Bloomfield is now being held without bail and may face additional jail time if his probation for a DUI is revoked. 

If prosecutors succeed in their efforts to revoke Bloomfield’s probation based on his alleged violation, he could face a prison sentence of 19 to 48 months relating to his earlier conviction.

Prior to that earlier conviction, Bloomfield was accused of facilitating a scheme in which Bloomfield falsified records to suggest that his clients had completed court-ordered counselling and community service, when in fact they had not.

After his conviction, Bloomfield was disbarred for life and sentenced to a 90-day jail sentence in 2016; however, much of that sentence was served as house arrest.

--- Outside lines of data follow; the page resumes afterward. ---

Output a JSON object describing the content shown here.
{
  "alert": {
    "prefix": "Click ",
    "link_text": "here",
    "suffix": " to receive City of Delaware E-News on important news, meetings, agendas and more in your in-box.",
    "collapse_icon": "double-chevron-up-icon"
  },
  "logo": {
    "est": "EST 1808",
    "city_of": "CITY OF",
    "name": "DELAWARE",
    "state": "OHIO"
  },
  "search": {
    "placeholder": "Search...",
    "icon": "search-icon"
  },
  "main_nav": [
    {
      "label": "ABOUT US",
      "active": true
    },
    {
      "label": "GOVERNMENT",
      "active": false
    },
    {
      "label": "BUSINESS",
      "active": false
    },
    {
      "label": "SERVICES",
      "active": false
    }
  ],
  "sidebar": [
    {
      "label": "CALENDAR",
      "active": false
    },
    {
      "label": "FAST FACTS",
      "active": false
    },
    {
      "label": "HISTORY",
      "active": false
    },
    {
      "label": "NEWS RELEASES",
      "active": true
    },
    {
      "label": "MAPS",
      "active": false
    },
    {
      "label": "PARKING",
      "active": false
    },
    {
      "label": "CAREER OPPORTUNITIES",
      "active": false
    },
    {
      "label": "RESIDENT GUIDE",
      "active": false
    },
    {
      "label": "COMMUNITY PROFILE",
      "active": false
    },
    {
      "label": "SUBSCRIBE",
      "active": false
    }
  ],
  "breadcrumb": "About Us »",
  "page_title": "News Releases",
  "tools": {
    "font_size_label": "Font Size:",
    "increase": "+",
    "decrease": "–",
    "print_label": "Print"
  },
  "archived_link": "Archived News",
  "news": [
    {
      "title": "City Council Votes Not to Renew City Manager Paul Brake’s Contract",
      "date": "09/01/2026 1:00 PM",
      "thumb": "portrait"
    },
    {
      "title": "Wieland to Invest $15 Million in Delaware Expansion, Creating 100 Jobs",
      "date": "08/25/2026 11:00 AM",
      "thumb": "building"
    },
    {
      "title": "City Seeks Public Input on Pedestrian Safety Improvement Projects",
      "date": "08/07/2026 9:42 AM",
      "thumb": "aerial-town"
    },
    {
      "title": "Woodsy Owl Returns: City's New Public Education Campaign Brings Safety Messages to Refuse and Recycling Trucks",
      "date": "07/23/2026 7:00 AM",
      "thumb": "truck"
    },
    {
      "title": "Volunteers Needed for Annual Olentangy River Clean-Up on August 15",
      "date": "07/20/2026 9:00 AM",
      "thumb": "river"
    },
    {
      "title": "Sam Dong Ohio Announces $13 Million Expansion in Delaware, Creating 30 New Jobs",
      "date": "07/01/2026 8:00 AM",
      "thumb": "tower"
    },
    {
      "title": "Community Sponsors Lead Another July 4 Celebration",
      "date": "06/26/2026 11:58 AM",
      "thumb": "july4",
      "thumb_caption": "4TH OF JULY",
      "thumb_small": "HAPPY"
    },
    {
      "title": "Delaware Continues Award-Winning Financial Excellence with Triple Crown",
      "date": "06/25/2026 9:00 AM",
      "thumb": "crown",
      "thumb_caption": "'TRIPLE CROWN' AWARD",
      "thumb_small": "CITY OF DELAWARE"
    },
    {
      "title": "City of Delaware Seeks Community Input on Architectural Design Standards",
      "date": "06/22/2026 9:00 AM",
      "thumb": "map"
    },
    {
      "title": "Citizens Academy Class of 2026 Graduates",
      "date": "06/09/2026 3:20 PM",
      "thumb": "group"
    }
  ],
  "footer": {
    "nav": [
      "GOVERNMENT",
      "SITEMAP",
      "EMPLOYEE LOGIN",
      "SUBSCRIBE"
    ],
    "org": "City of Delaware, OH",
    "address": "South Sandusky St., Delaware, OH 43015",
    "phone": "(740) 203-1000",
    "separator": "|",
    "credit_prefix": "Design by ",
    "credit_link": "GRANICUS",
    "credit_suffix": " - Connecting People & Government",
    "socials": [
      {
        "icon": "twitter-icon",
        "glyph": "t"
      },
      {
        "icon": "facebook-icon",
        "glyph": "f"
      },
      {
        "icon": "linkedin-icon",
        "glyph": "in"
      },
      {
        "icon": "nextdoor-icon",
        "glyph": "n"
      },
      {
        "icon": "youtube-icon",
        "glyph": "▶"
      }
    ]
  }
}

Bloomfield could now very well face serious time, pending the current charges, as he was ordered to stay out of trouble as one of the conditions of his probation. He is scheduled to return to court in relation to being charged with violating his probation in May.

A variety of other individuals were also prosecuted in relation to Bloomfield’s earlier conviction, including fellow lawyer Vicki Greco, who was sentenced to five years of probation for the role she played in the malfeasance, which included felony charged counts of burglary, forgery, and offering a false instrument for filing or record, among other misdemeanour crimes. A recent case of another disbarred lawyer is the case of Mr. Frederick Oberlander who was disbarred due to ethical violations.

Bloomfield’s own wife, Amber McDearmon, was charged with destruction of evidence and pleaded guilty; she was sentenced to time served and spent one day in jail for the gross misdemeanour.

Other defendants charged in relation to the scheme included Steven Brox, a former counseling service owner who was sentenced to serve from two to five years behind bars, and Robert Chiodini, a former juvenile probation officer who pleaded guilty to charges relating to forgery and conspiracy and is awaiting sentencing for these crimes.

Many of Bloomfield’s former clients were prostitutes sentenced to community service and counselling as a means of resolving misdemeanour charges against them; according to court documents, Bloomfield helped his clients avoid serving their sentences by participating in a scheme to falsify records, then lied about and covered up the scheme.